A strong undersea earthquake rocked parts of Indonesia’s main Java island on Saturday, but there were no immediate reports of damage or injuries. The 6.1-magnitude quake was centered 25 miles south of Kroya, a town near the southern coast of Central Java, with a depth of 51 miles, the U.S. Geological Survey said. The quake was felt across many parts of Central and West Java provinces, causing panic among some residents. The world’s largest archipelago, Indonesia is prone to seismic upheaval due to its location on the so-called Pacific “Ring of Fire,” an arc of volcanoes and fault lines encircling the Pacific Basin.
Because of the ongoing parade of winter storms, several cities, including Chicago, Detroit, Indianapolis and Cincinnati, have seen more snow already than they typically get for the entire season. Indianapolis, which has had almost 2 feet of snow this month, may see its single snowiest month in the city’s history, where records go back to just after the Civil War. The costs of salting, plowing and employee overtime are close to exhausting the city’s $7.3 million snow-clearing budget, which is supposed to last for all of 2014. In Chicago, 45.4 inches of snow have fallen on the city this winter. In a full season, the Windy City typically sees 36.7 inches. In Detroit, 45.9 inches have fallen, more than the full season average of 42.7 inches, and there are at least two months left in winter.

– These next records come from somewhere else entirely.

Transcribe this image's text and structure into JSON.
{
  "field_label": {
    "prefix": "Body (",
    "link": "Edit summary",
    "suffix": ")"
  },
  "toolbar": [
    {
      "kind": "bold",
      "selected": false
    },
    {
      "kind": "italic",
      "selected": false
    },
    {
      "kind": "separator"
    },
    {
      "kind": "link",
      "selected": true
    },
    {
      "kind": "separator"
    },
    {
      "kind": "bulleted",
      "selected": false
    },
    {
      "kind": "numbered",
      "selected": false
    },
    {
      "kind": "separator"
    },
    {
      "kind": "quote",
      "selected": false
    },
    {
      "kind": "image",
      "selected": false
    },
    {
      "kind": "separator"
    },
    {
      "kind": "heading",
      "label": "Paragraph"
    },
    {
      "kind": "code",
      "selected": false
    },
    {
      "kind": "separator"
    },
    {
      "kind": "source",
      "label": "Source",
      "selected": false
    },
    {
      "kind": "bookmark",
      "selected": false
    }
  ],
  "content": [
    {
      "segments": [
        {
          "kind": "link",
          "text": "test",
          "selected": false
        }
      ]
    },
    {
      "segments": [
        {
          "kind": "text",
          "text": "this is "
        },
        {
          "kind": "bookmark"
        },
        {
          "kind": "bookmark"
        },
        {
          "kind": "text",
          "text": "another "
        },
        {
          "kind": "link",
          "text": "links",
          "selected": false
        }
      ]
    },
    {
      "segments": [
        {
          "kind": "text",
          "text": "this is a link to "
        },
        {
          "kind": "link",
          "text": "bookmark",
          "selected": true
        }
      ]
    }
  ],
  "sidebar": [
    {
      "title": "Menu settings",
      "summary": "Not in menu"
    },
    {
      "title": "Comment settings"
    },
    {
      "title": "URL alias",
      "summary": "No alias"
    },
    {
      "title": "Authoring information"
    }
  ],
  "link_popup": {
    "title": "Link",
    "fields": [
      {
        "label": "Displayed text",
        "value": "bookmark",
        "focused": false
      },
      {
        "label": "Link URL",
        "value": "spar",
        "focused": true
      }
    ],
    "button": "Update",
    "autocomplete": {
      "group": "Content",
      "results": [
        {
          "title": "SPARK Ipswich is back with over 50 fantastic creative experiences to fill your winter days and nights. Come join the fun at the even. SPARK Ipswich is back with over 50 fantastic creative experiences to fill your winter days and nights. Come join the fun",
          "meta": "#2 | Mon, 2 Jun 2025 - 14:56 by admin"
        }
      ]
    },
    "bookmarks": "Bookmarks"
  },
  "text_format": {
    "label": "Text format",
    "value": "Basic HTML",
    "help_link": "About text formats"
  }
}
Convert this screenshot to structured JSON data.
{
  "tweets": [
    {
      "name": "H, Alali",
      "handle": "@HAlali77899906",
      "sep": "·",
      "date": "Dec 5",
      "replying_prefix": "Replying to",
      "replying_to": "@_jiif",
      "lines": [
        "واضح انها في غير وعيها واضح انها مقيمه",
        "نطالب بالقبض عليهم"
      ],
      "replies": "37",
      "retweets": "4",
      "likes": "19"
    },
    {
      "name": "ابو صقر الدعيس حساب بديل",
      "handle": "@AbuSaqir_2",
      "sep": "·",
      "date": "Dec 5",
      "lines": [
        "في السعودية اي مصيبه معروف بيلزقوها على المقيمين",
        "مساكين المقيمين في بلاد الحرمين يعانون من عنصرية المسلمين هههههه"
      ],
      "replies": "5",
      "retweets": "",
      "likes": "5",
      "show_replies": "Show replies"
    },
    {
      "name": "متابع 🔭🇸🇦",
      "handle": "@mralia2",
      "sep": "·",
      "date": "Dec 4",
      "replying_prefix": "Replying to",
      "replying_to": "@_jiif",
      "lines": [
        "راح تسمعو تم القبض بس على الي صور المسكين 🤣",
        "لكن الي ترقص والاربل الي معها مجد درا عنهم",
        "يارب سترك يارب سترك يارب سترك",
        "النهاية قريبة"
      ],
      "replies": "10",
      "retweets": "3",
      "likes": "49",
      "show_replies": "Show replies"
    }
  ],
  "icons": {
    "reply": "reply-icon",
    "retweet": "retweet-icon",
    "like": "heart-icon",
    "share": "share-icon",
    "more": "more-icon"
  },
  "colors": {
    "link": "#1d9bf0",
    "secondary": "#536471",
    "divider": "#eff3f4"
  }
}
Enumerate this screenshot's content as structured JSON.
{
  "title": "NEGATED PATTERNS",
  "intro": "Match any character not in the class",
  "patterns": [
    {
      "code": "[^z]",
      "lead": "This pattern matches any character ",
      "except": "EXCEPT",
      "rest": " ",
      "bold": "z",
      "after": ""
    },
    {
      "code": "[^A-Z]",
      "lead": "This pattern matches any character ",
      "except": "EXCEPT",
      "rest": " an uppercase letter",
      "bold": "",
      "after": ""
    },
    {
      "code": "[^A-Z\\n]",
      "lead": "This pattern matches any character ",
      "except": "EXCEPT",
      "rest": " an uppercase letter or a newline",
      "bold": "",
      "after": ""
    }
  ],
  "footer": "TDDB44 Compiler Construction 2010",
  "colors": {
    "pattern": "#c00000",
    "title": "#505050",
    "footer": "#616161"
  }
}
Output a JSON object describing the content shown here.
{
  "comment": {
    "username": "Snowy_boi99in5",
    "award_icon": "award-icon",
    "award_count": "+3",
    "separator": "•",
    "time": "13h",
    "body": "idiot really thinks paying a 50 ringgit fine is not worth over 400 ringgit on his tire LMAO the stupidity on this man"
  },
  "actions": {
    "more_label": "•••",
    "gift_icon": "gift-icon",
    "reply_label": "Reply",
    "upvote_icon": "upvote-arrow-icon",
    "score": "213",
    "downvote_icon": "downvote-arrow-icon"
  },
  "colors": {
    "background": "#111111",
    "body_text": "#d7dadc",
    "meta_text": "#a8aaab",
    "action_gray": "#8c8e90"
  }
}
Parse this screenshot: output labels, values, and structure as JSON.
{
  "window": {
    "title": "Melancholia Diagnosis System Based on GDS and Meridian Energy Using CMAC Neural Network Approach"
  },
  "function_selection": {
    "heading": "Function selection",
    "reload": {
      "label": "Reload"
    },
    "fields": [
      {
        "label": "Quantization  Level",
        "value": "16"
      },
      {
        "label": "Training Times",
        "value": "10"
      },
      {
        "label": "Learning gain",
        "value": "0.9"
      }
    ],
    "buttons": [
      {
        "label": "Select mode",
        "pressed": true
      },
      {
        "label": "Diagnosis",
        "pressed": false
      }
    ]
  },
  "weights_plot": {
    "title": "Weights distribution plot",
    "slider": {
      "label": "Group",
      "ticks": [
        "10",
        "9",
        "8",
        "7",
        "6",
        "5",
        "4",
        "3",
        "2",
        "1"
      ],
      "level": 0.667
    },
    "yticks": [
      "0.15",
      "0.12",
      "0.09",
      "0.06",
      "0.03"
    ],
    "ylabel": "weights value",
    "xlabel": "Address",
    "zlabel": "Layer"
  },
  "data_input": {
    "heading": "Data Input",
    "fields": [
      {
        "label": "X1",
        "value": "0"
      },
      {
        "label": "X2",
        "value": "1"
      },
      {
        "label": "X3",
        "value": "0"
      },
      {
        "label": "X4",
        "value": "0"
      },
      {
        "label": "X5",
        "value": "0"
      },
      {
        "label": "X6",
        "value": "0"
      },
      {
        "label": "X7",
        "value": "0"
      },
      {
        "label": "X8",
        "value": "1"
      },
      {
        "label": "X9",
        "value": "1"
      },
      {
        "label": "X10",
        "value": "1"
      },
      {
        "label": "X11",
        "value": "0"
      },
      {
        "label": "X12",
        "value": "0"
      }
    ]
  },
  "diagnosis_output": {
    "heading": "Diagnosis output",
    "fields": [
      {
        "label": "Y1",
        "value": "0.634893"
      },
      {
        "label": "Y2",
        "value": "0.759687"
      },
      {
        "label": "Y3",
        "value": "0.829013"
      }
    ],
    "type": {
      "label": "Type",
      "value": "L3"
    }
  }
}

Much of northern Plains, Midwest and Northeast will likely shiver through daytime high temperatures 10 to 30 degrees below normal through Wednesday, the National Weather Service said. A persistent weather pattern that’s driving Arctic air south was forecast to force temperatures to plummet for about 2½ days, starting overnight Sunday. People from Houston to Hilton Head, S.C. are bracing for what could be the most impactful winter storm to hit the region in years. A potentially major winter storm to affect a long swath of the Deep South this week – including places better known for their beaches, balmy breezes and hurricanes. The National Weather Service has issued winter storm watches, warnings and advisories from southeast Texas eastward along the Gulf Coast through Georgia, the southern half of South Carolina, eastern North Carolina and far southeast Virginia. For Charleston, S.C. and Savannah, Ga.
A series of avalanches have put a crucial Alaskan road under 30 feet of snow and ice, cutting off the port city of Valdez and its 4,000 residents. Fifty miles of the Richardson Highway leading into Valdez have been closed in what the Alaska Department of Transportation says is one of the biggest avalanches ever seen in the Thompson Pass area. It could be a week before the highway that connects Fairbanks to Valdez is completely cleared.